- Brief: Pull out every line with the word "speedup" from the entries below.

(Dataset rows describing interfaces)
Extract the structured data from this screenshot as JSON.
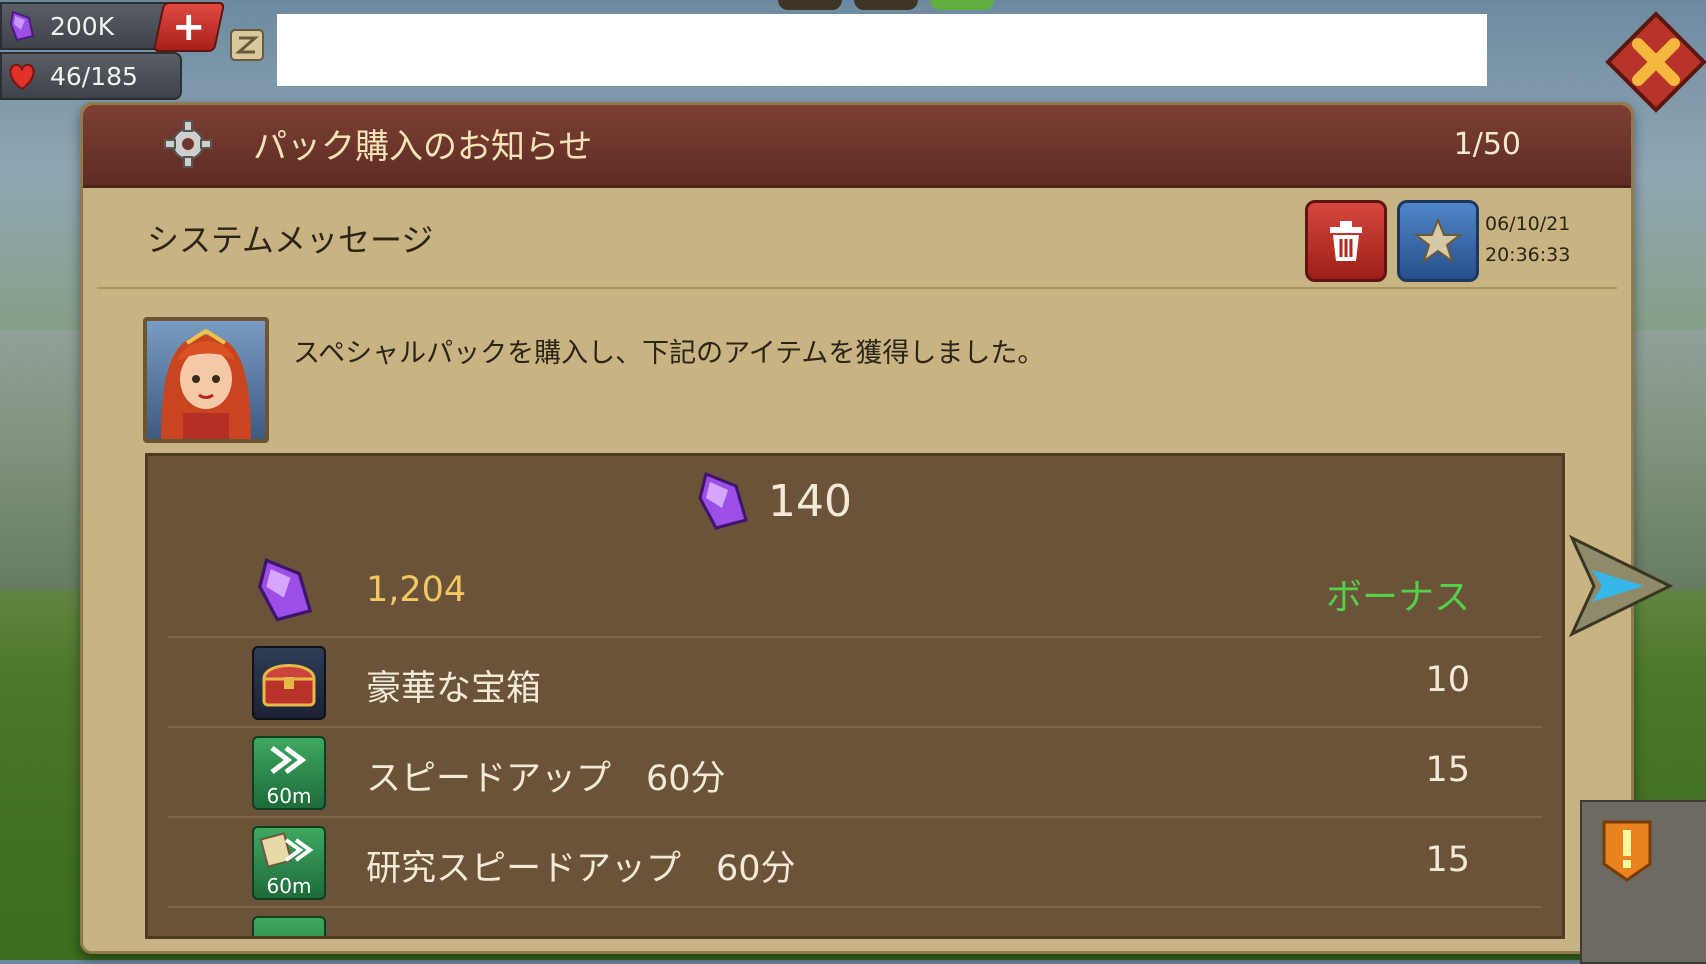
{
  "hud": {
    "gems": "200K",
    "life": "46/185",
    "plus_label": "+"
  },
  "colors": {
    "title_bar": "#6d352b",
    "panel": "#c8b383",
    "items_panel": "#6a5339",
    "bonus_green": "#55d04a",
    "gem_purple": "#9b4fe6"
  },
  "dialog": {
    "title": "パック購入のお知らせ",
    "counter": "1/50",
    "sender": "システムメッセージ",
    "date": "06/10/21",
    "time": "20:36:33",
    "message": "スペシャルパックを購入し、下記のアイテムを獲得しました。"
  },
  "items": {
    "main_gems": "140",
    "rows": [
      {
        "icon": "gem-icon",
        "label": "1,204",
        "qty": "ボーナス"
      },
      {
        "icon": "treasure-chest-icon",
        "label": "豪華な宝箱",
        "qty": "10"
      },
      {
        "icon": "speedup-icon",
        "tile_text": "60m",
        "label": "スピードアップ　60分",
        "qty": "15"
      },
      {
        "icon": "research-speedup-icon",
        "tile_text": "60m",
        "label": "研究スピードアップ　60分",
        "qty": "15"
      }
    ]
  },
  "icons": [
    "gear-icon",
    "trash-icon",
    "star-icon",
    "close-icon",
    "next-arrow-icon",
    "scroll-icon",
    "heart-icon",
    "gem-icon"
  ]
}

- Task answer:
        "icon": "speedup-icon",
        "icon": "research-speedup-icon",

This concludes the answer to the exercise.